In fact, were the creditor to carry through on his threat and foreclose on the property, he would receive little, for household goods have little resale value. They are far more valuable to the creditor in the debtor's hands, for they provide a credible basis for the threat, because the replacement costs of the goods are generally high. Thus, creditors rarely repossess, and debtors, ignorant of the creditors' true intentions, are coerced into payments they simply cannot afford to make."
From the aforementioned legislative history, there is no doubt that it was the intent of Congress that 11 U.S.C. § 522(f) was to be applied retrospectively.
In Hanover National Bank v. Moyses, supra, it was also held that the grant of power to Congress to legislate on the subject of bankruptcies included the power to impair the obligation of contracts notwithstanding that individual states are forbidden to do so.
In Lines v. Frederick, et al., 400 U.S. 18, 19, 91 S.Ct. 113, 27 L.Ed.2d 124, the U.S. Supreme Court stated:
". . . the basic purpose of the Bankruptcy Act to give the debtor a `new opportunity in life and a clear field for future effort, unhampered by the pressure and discouragement of preexisting debt. . . . '"
In Kansas State Bank & Trust v. James William Vickers, 577 F.2d 683, 686 (10th Cir. 1978), the Court stated:
"One of the primary purposes of the Bankruptcy Act is the rehabilitation of an honest debtor by discharging his debts to afford him a fresh start in his economic life."
How can a debtor get a fresh start without at least the benefit of his household goods and furnishings, as Congress intended, free and clear of any encumbrances; and unless § 522(f) operates retroactively?
I am aware that the bankruptcy courts are not uniform as to whether § 522(f) should operate retroactive, but this Court is of the opinion that the intent of Congress should be the rule, rather than the exception, and the burden of determining that the unconstitutionality of a statute rests on him who doubts the constitutionality of the act, and the burden of showing the unconstitutionality of an act should be resolved in its favor.

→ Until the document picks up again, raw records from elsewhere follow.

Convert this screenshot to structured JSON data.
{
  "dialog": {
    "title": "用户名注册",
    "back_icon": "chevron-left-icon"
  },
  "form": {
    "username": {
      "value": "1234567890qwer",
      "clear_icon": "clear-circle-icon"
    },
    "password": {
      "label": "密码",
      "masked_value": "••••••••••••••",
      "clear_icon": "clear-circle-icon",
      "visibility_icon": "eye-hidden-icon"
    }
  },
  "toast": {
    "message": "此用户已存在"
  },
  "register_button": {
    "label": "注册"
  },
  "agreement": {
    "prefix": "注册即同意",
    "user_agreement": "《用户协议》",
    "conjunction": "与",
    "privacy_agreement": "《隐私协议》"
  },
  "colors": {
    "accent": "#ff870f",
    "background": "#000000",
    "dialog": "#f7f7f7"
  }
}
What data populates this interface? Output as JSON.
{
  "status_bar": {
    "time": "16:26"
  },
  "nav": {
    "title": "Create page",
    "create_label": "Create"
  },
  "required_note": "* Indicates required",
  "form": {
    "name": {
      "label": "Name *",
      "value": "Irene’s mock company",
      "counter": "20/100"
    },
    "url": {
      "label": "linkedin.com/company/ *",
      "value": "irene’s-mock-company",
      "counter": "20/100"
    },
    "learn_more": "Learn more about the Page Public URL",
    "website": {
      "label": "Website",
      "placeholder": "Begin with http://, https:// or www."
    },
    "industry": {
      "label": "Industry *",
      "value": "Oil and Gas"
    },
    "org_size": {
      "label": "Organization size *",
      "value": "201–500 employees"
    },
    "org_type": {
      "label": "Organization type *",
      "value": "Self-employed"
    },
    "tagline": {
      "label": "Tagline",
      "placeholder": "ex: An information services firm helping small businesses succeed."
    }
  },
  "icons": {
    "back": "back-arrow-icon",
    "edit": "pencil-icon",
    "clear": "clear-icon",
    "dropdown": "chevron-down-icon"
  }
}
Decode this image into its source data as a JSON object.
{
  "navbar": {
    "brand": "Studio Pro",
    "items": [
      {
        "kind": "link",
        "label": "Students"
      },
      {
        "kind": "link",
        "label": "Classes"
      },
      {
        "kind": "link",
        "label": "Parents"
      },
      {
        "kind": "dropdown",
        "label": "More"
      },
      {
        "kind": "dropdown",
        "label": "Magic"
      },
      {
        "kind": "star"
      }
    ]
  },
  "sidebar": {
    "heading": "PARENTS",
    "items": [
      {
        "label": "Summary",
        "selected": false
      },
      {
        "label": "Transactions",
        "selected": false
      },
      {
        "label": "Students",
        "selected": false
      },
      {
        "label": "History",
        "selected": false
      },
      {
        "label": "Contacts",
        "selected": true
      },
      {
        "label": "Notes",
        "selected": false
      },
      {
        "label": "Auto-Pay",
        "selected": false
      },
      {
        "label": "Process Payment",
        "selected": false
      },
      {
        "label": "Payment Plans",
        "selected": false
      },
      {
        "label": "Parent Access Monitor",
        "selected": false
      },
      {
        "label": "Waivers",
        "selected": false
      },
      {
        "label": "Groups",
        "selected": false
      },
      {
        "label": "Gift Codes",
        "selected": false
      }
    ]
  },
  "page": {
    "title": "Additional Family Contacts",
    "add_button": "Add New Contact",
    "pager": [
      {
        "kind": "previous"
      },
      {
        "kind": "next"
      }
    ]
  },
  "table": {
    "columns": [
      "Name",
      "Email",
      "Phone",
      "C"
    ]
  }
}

Metropolitan Casualty Insurance Co. v. Brownell, 294 U.S. 580, 584, 55 S.Ct. 538, 540, 79 L.Ed. 1070 (1935), states as follows:
"It is a salutary principle of judicial decision, long emphasized and followed by this Court, that the burden of establishing the unconstitutionality of a statute rests on him who assails it, . . . "
In the instant cases, the creditors, in the opinion of this Court, have not sustained the burden of establishing the unconstitutionality of 11 U.S.C. § 522(f).
The issue herein as it appears in the Primm and Henderson cases is whether or not § 522(f) can be applied to Chapter 13 cases; and if so, can it be applied retroactively to the same extent as Chapter 7 cases of the Bankruptcy Reform Act of 1978.
11 U.S.C. § 103 states in pertinent part as follows:
"(a) Except as provided in section 1161 of this title, chapters 1, 3, and 5 of this title apply in a case under chapter 7, 11, or 13 of this title."
Based on the aforementioned section of the Code, this Court concludes that § 522(f) of Title 11 applies to Chapter 13 cases just as it does to Chapter 7 cases and therefore, it is constitutional to avoid a lien where a security interest was created prior to the effective date of the Bankruptcy Reform Act of 1978.
For reasons set out above, this Court finds that 11 U.S.C. § 522(f) should be applied retroactively by the debtor to avoid nonpossessory, nonpurchase money security interests in household goods and furnishings claimed exempt by the debtors. As is required by BR 921(a), a separate judgment will be entered to this effect.